> Problem description
Count up the lines below where the word "Connectors" shows up, and respond with the number alone.

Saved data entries
■ ■ ■ ■ ■
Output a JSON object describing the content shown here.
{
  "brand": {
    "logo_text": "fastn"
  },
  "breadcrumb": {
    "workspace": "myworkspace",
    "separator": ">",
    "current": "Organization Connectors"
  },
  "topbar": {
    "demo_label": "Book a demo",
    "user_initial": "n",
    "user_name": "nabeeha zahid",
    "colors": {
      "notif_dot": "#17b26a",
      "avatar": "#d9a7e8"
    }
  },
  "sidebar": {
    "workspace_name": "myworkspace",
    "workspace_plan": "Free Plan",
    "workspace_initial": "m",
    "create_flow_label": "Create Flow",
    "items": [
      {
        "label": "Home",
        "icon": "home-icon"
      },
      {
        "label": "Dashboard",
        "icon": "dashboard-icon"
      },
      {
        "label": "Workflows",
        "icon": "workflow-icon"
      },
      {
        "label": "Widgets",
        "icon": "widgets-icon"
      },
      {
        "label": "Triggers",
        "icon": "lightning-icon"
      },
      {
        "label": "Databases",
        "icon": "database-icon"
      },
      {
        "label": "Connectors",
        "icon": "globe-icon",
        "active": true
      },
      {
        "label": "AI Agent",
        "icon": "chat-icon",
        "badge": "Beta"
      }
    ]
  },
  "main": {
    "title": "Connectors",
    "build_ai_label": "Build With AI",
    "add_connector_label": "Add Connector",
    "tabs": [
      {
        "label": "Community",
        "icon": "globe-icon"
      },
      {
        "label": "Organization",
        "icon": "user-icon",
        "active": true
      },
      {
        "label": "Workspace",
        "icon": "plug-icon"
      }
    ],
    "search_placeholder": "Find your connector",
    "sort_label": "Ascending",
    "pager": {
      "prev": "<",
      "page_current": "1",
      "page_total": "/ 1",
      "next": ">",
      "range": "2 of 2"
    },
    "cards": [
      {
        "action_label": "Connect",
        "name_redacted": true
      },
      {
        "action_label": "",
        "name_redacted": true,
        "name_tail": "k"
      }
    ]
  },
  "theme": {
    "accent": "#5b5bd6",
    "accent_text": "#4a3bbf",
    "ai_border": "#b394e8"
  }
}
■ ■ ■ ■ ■
> Response
3